%%
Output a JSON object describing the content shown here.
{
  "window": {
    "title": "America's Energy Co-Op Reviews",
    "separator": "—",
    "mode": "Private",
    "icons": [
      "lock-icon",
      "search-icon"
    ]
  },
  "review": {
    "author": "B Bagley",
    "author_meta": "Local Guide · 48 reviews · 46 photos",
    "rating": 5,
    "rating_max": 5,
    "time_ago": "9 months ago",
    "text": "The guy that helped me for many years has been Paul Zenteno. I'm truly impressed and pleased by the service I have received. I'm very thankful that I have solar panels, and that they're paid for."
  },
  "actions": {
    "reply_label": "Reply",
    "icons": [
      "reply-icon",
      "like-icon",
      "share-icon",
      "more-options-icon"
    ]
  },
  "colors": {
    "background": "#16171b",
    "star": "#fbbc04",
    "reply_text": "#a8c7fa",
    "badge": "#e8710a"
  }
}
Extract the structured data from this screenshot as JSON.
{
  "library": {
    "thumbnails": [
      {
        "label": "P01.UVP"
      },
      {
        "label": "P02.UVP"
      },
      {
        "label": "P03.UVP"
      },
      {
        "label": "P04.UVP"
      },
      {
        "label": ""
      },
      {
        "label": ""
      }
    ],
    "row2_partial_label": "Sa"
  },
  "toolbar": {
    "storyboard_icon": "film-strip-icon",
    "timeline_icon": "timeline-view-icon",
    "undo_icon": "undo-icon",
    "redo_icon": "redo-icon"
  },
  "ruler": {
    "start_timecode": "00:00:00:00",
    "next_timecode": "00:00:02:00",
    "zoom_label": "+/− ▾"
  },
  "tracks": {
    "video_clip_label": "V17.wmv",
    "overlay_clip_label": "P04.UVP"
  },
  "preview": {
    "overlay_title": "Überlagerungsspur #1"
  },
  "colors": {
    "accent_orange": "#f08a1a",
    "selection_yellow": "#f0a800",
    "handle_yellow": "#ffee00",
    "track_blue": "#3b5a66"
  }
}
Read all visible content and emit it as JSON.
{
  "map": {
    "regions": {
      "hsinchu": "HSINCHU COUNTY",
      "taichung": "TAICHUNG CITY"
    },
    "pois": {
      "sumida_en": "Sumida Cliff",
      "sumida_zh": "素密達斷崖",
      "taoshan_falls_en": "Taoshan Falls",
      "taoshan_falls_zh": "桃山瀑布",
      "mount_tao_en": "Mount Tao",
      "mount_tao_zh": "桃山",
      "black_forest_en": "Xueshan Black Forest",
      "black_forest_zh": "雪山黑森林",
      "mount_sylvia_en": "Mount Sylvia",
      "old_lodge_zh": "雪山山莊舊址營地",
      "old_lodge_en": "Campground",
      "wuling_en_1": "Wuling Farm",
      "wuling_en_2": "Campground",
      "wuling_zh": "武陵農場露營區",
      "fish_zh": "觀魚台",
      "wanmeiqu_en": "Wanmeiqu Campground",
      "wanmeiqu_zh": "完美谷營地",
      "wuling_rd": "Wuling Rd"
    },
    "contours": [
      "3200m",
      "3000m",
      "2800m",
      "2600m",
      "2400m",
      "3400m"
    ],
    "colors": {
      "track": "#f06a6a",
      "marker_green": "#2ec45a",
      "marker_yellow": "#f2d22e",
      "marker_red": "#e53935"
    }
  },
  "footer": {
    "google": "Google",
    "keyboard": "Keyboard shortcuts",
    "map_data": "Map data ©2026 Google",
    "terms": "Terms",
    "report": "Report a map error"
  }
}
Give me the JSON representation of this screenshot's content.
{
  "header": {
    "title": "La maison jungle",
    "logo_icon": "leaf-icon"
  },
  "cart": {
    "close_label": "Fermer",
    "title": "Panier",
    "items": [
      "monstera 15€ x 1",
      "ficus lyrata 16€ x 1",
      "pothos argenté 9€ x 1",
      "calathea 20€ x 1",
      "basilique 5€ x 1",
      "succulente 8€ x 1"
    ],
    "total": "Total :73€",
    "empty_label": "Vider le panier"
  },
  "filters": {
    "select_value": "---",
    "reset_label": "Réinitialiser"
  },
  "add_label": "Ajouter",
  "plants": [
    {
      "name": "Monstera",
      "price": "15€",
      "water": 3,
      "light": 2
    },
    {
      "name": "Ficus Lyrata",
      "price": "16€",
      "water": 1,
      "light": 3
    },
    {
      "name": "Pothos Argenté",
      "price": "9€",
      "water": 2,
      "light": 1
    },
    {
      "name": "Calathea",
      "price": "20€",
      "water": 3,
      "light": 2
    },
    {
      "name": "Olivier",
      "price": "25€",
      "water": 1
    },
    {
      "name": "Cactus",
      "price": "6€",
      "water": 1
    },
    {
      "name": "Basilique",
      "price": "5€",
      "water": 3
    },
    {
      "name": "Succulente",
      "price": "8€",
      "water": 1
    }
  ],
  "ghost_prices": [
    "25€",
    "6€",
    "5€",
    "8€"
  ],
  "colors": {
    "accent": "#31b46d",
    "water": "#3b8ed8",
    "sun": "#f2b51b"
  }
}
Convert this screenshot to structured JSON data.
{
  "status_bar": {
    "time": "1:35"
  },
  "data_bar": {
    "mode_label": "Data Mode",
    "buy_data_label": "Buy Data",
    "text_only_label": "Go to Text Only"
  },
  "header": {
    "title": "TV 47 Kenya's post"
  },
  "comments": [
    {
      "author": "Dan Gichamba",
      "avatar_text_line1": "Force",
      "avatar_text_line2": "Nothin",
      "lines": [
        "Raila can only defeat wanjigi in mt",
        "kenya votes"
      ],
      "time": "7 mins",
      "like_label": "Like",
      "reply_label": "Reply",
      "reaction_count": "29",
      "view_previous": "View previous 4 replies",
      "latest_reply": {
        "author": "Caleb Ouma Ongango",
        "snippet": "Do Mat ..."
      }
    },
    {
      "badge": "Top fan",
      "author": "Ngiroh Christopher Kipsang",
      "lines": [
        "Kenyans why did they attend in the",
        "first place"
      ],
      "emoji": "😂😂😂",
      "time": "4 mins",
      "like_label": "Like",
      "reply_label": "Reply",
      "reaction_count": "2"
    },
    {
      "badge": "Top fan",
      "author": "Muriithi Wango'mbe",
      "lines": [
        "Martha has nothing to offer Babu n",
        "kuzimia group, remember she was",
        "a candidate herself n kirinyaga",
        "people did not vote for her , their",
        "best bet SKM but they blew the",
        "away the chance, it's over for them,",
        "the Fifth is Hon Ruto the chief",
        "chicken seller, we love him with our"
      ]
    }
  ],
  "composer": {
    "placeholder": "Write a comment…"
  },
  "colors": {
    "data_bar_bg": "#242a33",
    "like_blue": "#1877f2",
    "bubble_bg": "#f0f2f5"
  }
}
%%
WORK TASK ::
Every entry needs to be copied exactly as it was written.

FINISHED EXERCISE ::
Output a JSON object describing the content shown here.
{
  "window": {
    "title": "America's Energy Co-Op Reviews",
    "separator": "—",
    "mode": "Private",
    "icons": [
      "lock-icon",
      "search-icon"
    ]
  },
  "review": {
    "author": "B Bagley",
    "author_meta": "Local Guide · 48 reviews · 46 photos",
    "rating": 5,
    "rating_max": 5,
    "time_ago": "9 months ago",
    "text": "The guy that helped me for many years has been Paul Zenteno. I'm truly impressed and pleased by the service I have received. I'm very thankful that I have solar panels, and that they're paid for."
  },
  "actions": {
    "reply_label": "Reply",
    "icons": [
      "reply-icon",
      "like-icon",
      "share-icon",
      "more-options-icon"
    ]
  },
  "colors": {
    "background": "#16171b",
    "star": "#fbbc04",
    "reply_text": "#a8c7fa",
    "badge": "#e8710a"
  }
}
Extract the structured data from this screenshot as JSON.
{
  "library": {
    "thumbnails": [
      {
        "label": "P01.UVP"
      },
      {
        "label": "P02.UVP"
      },
      {
        "label": "P03.UVP"
      },
      {
        "label": "P04.UVP"
      },
      {
        "label": ""
      },
      {
        "label": ""
      }
    ],
    "row2_partial_label": "Sa"
  },
  "toolbar": {
    "storyboard_icon": "film-strip-icon",
    "timeline_icon": "timeline-view-icon",
    "undo_icon": "undo-icon",
    "redo_icon": "redo-icon"
  },
  "ruler": {
    "start_timecode": "00:00:00:00",
    "next_timecode": "00:00:02:00",
    "zoom_label": "+/− ▾"
  },
  "tracks": {
    "video_clip_label": "V17.wmv",
    "overlay_clip_label": "P04.UVP"
  },
  "preview": {
    "overlay_title": "Überlagerungsspur #1"
  },
  "colors": {
    "accent_orange": "#f08a1a",
    "selection_yellow": "#f0a800",
    "handle_yellow": "#ffee00",
    "track_blue": "#3b5a66"
  }
}
Read all visible content and emit it as JSON.
{
  "map": {
    "regions": {
      "hsinchu": "HSINCHU COUNTY",
      "taichung": "TAICHUNG CITY"
    },
    "pois": {
      "sumida_en": "Sumida Cliff",
      "sumida_zh": "素密達斷崖",
      "taoshan_falls_en": "Taoshan Falls",
      "taoshan_falls_zh": "桃山瀑布",
      "mount_tao_en": "Mount Tao",
      "mount_tao_zh": "桃山",
      "black_forest_en": "Xueshan Black Forest",
      "black_forest_zh": "雪山黑森林",
      "mount_sylvia_en": "Mount Sylvia",
      "old_lodge_zh": "雪山山莊舊址營地",
      "old_lodge_en": "Campground",
      "wuling_en_1": "Wuling Farm",
      "wuling_en_2": "Campground",
      "wuling_zh": "武陵農場露營區",
      "fish_zh": "觀魚台",
      "wanmeiqu_en": "Wanmeiqu Campground",
      "wanmeiqu_zh": "完美谷營地",
      "wuling_rd": "Wuling Rd"
    },
    "contours": [
      "3200m",
      "3000m",
      "2800m",
      "2600m",
      "2400m",
      "3400m"
    ],
    "colors": {
      "track": "#f06a6a",
      "marker_green": "#2ec45a",
      "marker_yellow": "#f2d22e",
      "marker_red": "#e53935"
    }
  },
  "footer": {
    "google": "Google",
    "keyboard": "Keyboard shortcuts",
    "map_data": "Map data ©2026 Google",
    "terms": "Terms",
    "report": "Report a map error"
  }
}
Give me the JSON representation of this screenshot's content.
{
  "header": {
    "title": "La maison jungle",
    "logo_icon": "leaf-icon"
  },
  "cart": {
    "close_label": "Fermer",
    "title": "Panier",
    "items": [
      "monstera 15€ x 1",
      "ficus lyrata 16€ x 1",
      "pothos argenté 9€ x 1",
      "calathea 20€ x 1",
      "basilique 5€ x 1",
      "succulente 8€ x 1"
    ],
    "total": "Total :73€",
    "empty_label": "Vider le panier"
  },
  "filters": {
    "select_value": "---",
    "reset_label": "Réinitialiser"
  },
  "add_label": "Ajouter",
  "plants": [
    {
      "name": "Monstera",
      "price": "15€",
      "water": 3,
      "light": 2
    },
    {
      "name": "Ficus Lyrata",
      "price": "16€",
      "water": 1,
      "light": 3
    },
    {
      "name": "Pothos Argenté",
      "price": "9€",
      "water": 2,
      "light": 1
    },
    {
      "name": "Calathea",
      "price": "20€",
      "water": 3,
      "light": 2
    },
    {
      "name": "Olivier",
      "price": "25€",
      "water": 1
    },
    {
      "name": "Cactus",
      "price": "6€",
      "water": 1
    },
    {
      "name": "Basilique",
      "price": "5€",
      "water": 3
    },
    {
      "name": "Succulente",
      "price": "8€",
      "water": 1
    }
  ],
  "ghost_prices": [
    "25€",
    "6€",
    "5€",
    "8€"
  ],
  "colors": {
    "accent": "#31b46d",
    "water": "#3b8ed8",
    "sun": "#f2b51b"
  }
}
Convert this screenshot to structured JSON data.
{
  "status_bar": {
    "time": "1:35"
  },
  "data_bar": {
    "mode_label": "Data Mode",
    "buy_data_label": "Buy Data",
    "text_only_label": "Go to Text Only"
  },
  "header": {
    "title": "TV 47 Kenya's post"
  },
  "comments": [
    {
      "author": "Dan Gichamba",
      "avatar_text_line1": "Force",
      "avatar_text_line2": "Nothin",
      "lines": [
        "Raila can only defeat wanjigi in mt",
        "kenya votes"
      ],
      "time": "7 mins",
      "like_label": "Like",
      "reply_label": "Reply",
      "reaction_count": "29",
      "view_previous": "View previous 4 replies",
      "latest_reply": {
        "author": "Caleb Ouma Ongango",
        "snippet": "Do Mat ..."
      }
    },
    {
      "badge": "Top fan",
      "author": "Ngiroh Christopher Kipsang",
      "lines": [
        "Kenyans why did they attend in the",
        "first place"
      ],
      "emoji": "😂😂😂",
      "time": "4 mins",
      "like_label": "Like",
      "reply_label": "Reply",
      "reaction_count": "2"
    },
    {
      "badge": "Top fan",
      "author": "Muriithi Wango'mbe",
      "lines": [
        "Martha has nothing to offer Babu n",
        "kuzimia group, remember she was",
        "a candidate herself n kirinyaga",
        "people did not vote for her , their",
        "best bet SKM but they blew the",
        "away the chance, it's over for them,",
        "the Fifth is Hon Ruto the chief",
        "chicken seller, we love him with our"
      ]
    }
  ],
  "composer": {
    "placeholder": "Write a comment…"
  },
  "colors": {
    "data_bar_bg": "#242a33",
    "like_blue": "#1877f2",
    "bubble_bg": "#f0f2f5"
  }
}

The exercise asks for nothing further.